What you will do ::
Write the data out again so that it matches word for word.

------------------------

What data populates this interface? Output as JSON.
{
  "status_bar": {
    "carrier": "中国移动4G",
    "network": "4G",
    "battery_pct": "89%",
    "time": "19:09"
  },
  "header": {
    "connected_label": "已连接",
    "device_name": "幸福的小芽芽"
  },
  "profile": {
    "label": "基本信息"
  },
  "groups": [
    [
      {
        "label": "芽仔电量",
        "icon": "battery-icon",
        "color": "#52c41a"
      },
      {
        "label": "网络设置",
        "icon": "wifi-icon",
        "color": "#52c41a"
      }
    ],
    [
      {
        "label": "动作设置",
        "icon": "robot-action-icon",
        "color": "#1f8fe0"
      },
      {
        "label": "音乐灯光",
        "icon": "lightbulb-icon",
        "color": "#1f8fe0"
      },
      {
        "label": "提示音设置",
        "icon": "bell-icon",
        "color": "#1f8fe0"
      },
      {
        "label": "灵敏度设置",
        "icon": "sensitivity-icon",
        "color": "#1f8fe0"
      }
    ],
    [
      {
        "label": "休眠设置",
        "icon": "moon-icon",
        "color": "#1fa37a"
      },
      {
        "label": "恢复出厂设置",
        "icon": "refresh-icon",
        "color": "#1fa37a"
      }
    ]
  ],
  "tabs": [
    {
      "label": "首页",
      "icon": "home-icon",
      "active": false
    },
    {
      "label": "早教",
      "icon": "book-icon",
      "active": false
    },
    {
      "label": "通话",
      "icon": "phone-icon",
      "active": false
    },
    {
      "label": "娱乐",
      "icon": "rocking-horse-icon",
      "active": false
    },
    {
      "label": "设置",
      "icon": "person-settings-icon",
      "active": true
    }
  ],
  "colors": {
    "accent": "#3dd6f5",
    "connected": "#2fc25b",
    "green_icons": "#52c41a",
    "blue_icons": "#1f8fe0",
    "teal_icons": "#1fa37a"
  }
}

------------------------

Completed task ::
What data populates this interface? Output as JSON.
{
  "status_bar": {
    "carrier": "中国移动4G",
    "network": "4G",
    "battery_pct": "89%",
    "time": "19:09"
  },
  "header": {
    "connected_label": "已连接",
    "device_name": "幸福的小芽芽"
  },
  "profile": {
    "label": "基本信息"
  },
  "groups": [
    [
      {
        "label": "芽仔电量",
        "icon": "battery-icon",
        "color": "#52c41a"
      },
      {
        "label": "网络设置",
        "icon": "wifi-icon",
        "color": "#52c41a"
      }
    ],
    [
      {
        "label": "动作设置",
        "icon": "robot-action-icon",
        "color": "#1f8fe0"
      },
      {
        "label": "音乐灯光",
        "icon": "lightbulb-icon",
        "color": "#1f8fe0"
      },
      {
        "label": "提示音设置",
        "icon": "bell-icon",
        "color": "#1f8fe0"
      },
      {
        "label": "灵敏度设置",
        "icon": "sensitivity-icon",
        "color": "#1f8fe0"
      }
    ],
    [
      {
        "label": "休眠设置",
        "icon": "moon-icon",
        "color": "#1fa37a"
      },
      {
        "label": "恢复出厂设置",
        "icon": "refresh-icon",
        "color": "#1fa37a"
      }
    ]
  ],
  "tabs": [
    {
      "label": "首页",
      "icon": "home-icon",
      "active": false
    },
    {
      "label": "早教",
      "icon": "book-icon",
      "active": false
    },
    {
      "label": "通话",
      "icon": "phone-icon",
      "active": false
    },
    {
      "label": "娱乐",
      "icon": "rocking-horse-icon",
      "active": false
    },
    {
      "label": "设置",
      "icon": "person-settings-icon",
      "active": true
    }
  ],
  "colors": {
    "accent": "#3dd6f5",
    "connected": "#2fc25b",
    "green_icons": "#52c41a",
    "blue_icons": "#1f8fe0",
    "teal_icons": "#1fa37a"
  }
}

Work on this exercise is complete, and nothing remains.